Cross sectional area the total area of the bed and the bank sides in contact with the water in the channel
Evaporation the transformation of water droplets into vapour, using energy provided by the sun/movement of air (wind)
Discharge the volume of water flowing in a river per second, measured in cumecs (m3/s). Cross sectional area x mean velocity
Open There are inputs and outputs of energy and matter
Closed System There is input, transfer and output of energy, but not of matter or mass
Outputs Things that come out of a system (evaporation, transpiration, runoff into sea)
Inputs Things that go into a system (precipitation, solar energy)
Lag time Time from peak rainfall to peak discharge
Channel Runoff Water carried via a channel (eg river) - brought into a and out of a system.
Saturated Zone Water collects above an impermeable rock layer, filling all pore spaces.
River straightening Water flows faster, so is transferred downstream more rapidly - but increases flood risk further downstream, creates and unnatural looking channel and damages habitats
Groundwater flow Water flows through bands of sedimentary rock. Can take thousands of years to reach river. Tries to balance out the saturated zone.
Groundwater storage Water stored underground in permeable rock strata
Storm flow Water than reaches the channel largely from runoff. This may be a combination of overland flow and rapid throughflow.
Throughfall (drip flow) Water thar drips off leaves duringa rainstorm. It occurs when more water falls onto the interception layer of the canopy than can remain on the leaves
Surface runnoff Water that flows away over surface, due to heavy rainfall / saturation of soil
Throughflow Water that moves downslope through the subsoil, pulled by gravity. Effective when underlying impermeable rock prevents percolation.
Baseflow Water that reaches the channel through slow throughflow and from permeable rock below the water table (groundwater flow).
Stemflow (Trickle flow) Water that runs down stems and branches of plants and trees during and after rain to reach the ground. Happens after interception.
Deposition when the transportation stops, and material is deposited as sediment

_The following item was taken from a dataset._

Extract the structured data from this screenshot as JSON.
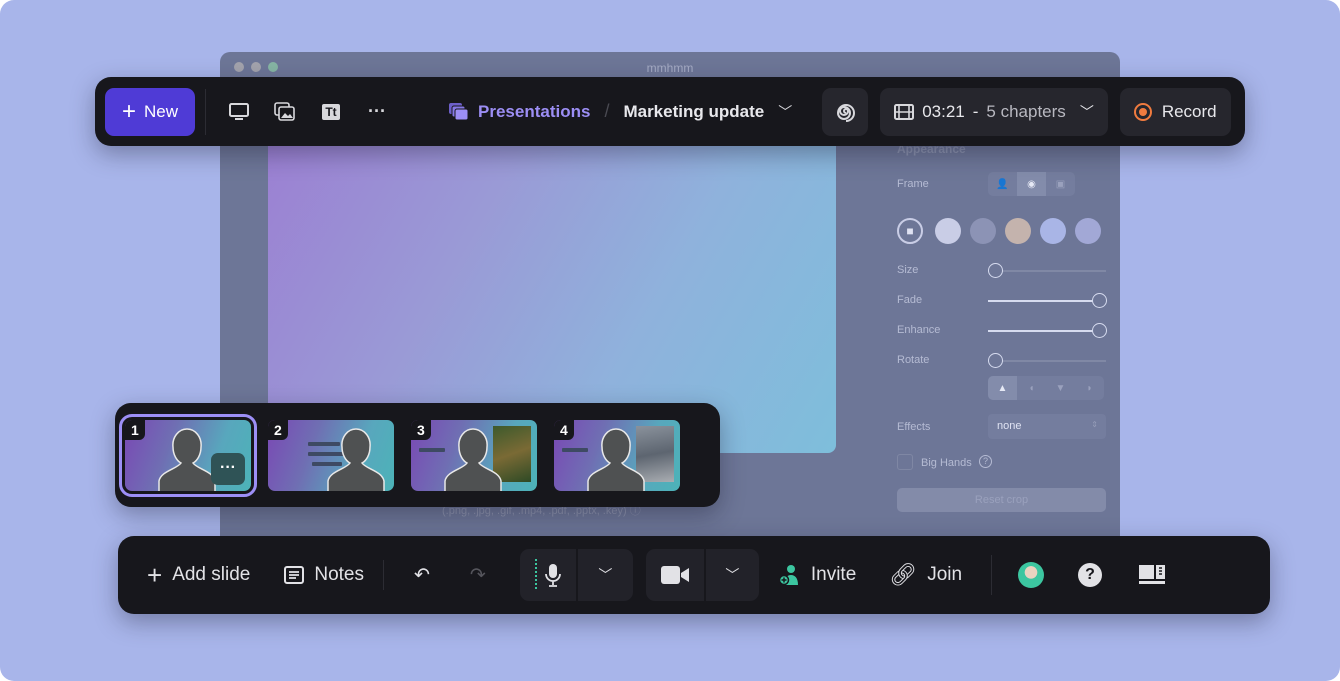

Pipeflow When water infiltrates into the soil it becomes waterlogged. Water flows through the top layer of the soil and creates a natural pipeline. Quicker than normal throughflow.
Zone of aeration (zone of percolation) Where water does not fully saturate the pores in the rock.
Created by: Rayrayy